Element data from apps and pages:
────────────────

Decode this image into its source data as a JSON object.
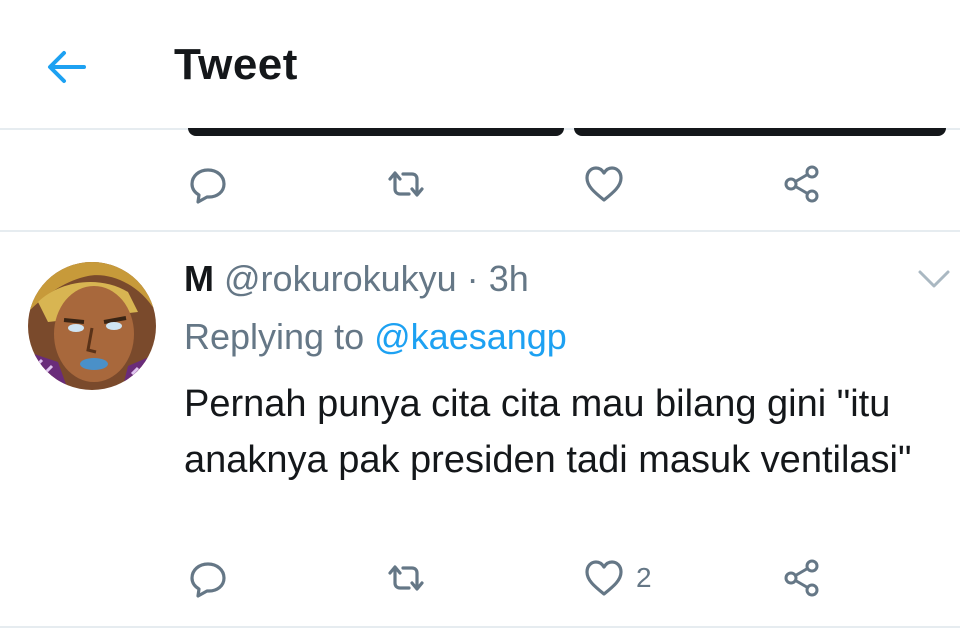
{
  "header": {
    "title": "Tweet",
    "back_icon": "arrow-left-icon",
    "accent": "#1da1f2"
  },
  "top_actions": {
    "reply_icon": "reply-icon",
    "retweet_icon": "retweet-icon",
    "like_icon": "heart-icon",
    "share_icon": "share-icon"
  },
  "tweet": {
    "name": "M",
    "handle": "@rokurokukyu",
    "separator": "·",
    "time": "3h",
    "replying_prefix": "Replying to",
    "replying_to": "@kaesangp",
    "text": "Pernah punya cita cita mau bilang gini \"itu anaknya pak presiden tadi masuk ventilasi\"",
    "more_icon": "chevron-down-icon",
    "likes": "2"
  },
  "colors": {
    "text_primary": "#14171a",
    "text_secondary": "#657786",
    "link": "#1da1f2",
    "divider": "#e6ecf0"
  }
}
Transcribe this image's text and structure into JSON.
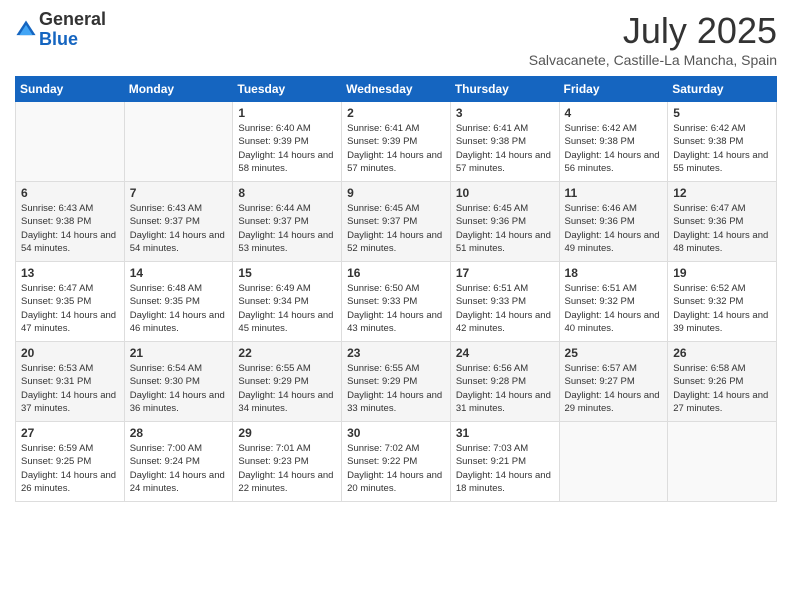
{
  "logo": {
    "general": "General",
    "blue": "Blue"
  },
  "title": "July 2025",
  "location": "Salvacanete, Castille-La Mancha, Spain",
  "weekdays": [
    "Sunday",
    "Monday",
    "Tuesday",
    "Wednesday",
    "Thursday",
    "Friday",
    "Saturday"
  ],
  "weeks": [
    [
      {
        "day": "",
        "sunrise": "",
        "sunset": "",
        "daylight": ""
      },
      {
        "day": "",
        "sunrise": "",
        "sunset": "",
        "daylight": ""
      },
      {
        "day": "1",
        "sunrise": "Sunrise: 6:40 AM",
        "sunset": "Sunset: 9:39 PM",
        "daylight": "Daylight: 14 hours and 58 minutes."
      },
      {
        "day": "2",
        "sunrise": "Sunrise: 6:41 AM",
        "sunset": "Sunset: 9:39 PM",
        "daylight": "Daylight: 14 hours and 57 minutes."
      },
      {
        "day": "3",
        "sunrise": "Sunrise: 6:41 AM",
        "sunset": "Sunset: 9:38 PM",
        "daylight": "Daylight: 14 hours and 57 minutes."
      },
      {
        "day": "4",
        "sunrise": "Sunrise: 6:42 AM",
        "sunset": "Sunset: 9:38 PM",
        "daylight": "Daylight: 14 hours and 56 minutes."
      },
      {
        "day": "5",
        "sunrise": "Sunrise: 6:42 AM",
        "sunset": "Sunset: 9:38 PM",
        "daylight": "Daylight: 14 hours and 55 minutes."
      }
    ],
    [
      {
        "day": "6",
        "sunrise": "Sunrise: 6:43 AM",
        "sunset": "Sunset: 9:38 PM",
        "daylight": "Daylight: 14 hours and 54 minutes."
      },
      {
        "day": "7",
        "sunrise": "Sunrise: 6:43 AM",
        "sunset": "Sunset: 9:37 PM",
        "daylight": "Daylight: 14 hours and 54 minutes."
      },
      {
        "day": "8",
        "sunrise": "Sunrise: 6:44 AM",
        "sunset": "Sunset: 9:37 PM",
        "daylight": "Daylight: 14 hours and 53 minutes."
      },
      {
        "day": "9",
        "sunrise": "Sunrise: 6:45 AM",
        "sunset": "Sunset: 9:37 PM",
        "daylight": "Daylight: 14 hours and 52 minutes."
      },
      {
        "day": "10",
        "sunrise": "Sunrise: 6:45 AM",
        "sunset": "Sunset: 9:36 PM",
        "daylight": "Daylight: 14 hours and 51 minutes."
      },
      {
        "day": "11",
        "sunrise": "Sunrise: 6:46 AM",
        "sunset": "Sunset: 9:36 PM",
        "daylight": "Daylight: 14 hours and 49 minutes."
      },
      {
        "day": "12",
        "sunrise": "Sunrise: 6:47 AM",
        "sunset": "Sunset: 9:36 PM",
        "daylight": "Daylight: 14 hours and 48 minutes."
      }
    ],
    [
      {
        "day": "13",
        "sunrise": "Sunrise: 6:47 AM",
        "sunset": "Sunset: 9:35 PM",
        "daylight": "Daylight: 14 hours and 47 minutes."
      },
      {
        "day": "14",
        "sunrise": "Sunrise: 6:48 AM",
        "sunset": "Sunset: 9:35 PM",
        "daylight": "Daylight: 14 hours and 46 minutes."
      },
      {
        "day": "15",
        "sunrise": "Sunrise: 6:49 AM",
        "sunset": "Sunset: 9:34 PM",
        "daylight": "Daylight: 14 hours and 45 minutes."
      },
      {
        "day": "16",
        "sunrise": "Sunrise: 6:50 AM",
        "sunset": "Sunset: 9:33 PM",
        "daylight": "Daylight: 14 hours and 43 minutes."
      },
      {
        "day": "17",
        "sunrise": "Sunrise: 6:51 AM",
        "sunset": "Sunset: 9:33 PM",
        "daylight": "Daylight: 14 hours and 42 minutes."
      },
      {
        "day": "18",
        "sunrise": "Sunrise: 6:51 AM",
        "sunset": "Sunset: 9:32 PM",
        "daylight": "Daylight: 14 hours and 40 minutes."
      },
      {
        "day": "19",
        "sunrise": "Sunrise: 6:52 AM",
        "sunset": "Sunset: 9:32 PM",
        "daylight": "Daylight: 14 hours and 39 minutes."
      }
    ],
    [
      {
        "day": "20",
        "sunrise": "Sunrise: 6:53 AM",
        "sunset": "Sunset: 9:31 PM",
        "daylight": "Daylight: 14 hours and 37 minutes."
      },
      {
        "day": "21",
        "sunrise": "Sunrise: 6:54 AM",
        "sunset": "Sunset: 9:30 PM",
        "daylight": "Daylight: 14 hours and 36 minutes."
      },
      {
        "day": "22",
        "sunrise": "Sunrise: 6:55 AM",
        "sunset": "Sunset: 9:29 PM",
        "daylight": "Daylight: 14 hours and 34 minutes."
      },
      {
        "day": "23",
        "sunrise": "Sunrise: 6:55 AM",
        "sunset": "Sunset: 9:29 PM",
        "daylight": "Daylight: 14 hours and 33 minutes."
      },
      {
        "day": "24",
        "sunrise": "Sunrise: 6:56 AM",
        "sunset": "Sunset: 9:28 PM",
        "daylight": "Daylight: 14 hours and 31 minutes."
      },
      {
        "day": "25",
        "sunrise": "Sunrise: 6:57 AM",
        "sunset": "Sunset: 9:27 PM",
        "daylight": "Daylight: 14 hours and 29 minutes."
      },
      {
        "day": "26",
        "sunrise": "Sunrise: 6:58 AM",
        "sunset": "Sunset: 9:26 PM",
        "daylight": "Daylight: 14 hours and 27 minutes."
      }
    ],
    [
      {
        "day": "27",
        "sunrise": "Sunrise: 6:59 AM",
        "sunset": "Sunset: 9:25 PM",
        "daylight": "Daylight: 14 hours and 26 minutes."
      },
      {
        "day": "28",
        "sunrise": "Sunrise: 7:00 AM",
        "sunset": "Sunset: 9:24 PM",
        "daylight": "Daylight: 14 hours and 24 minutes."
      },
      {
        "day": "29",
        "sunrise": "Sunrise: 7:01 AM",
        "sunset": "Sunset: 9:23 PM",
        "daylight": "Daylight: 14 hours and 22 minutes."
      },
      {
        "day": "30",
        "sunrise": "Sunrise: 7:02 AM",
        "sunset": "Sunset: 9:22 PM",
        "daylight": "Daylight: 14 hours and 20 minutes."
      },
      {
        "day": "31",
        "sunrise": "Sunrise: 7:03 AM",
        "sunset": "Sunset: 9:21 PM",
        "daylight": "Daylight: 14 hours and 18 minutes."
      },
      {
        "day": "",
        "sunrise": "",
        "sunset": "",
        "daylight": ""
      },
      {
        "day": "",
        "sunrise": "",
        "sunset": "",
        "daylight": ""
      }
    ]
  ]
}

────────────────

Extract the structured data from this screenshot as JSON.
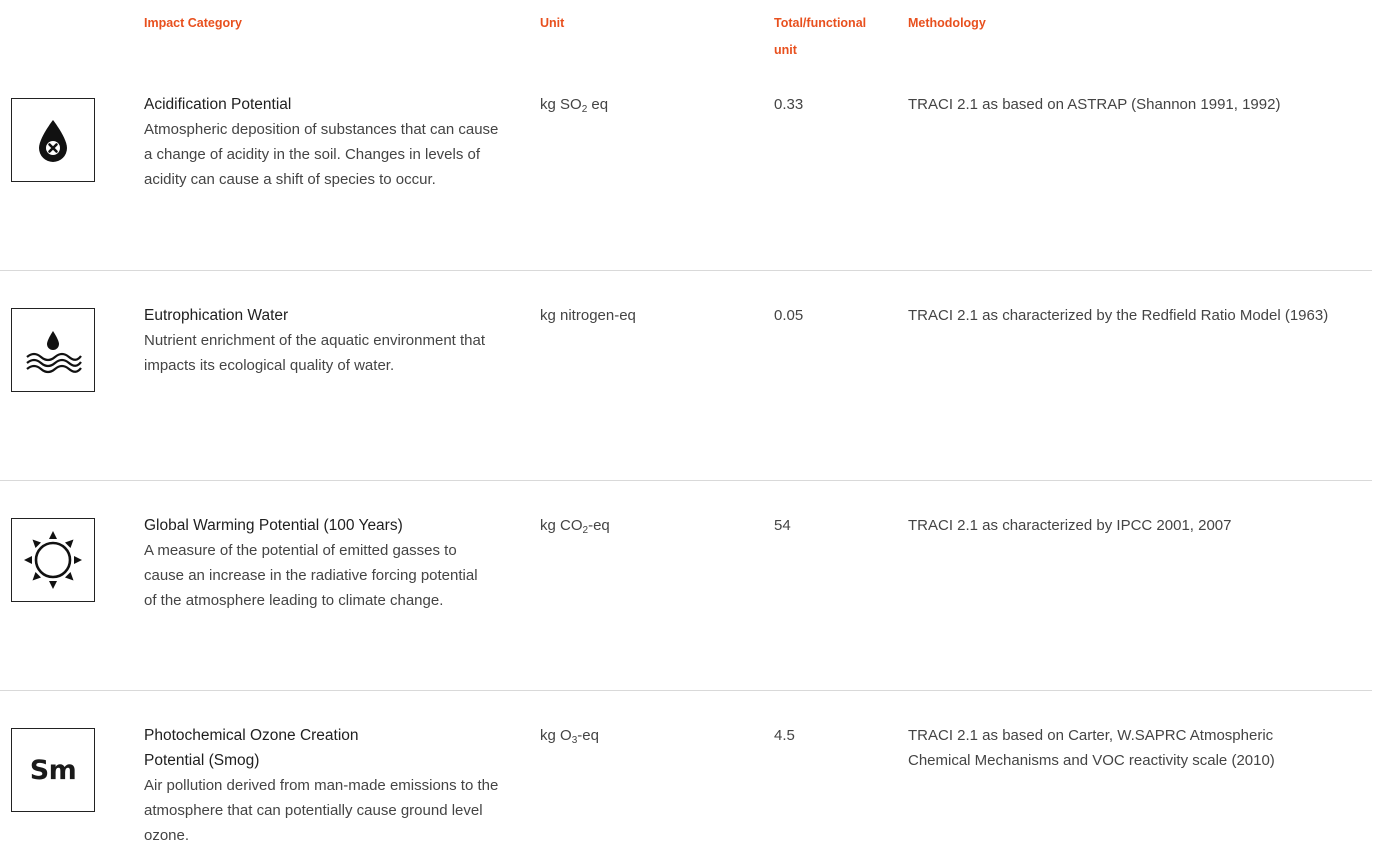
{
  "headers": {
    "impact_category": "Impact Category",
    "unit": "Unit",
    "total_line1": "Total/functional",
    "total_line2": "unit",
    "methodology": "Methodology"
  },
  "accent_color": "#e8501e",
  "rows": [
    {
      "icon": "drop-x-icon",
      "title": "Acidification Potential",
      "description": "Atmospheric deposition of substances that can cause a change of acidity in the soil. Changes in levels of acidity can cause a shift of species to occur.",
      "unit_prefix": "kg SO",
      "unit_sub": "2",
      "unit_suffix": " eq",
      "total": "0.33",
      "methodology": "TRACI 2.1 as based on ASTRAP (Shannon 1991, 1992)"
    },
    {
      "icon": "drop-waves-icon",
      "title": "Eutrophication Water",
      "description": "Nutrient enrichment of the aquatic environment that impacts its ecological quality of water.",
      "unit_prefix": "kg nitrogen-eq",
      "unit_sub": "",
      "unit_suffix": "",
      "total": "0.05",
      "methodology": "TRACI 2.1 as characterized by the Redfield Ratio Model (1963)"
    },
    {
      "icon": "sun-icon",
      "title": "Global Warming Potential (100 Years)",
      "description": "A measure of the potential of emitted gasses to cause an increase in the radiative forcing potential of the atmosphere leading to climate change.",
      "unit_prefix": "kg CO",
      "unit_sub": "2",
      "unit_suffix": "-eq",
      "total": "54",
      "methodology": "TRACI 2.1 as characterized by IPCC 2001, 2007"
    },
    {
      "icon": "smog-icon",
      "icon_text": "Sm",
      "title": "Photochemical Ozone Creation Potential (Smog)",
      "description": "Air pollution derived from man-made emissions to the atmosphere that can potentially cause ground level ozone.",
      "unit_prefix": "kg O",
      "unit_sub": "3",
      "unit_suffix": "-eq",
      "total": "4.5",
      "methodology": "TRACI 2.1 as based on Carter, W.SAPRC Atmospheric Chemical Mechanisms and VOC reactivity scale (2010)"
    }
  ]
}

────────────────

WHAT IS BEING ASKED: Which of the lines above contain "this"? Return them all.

REPLY TO THE EXERCISE:
Decode this image into its source data as a JSON object.
Transcribe this image's text and structure into JSON.
Extract the structured data from this screenshot as JSON.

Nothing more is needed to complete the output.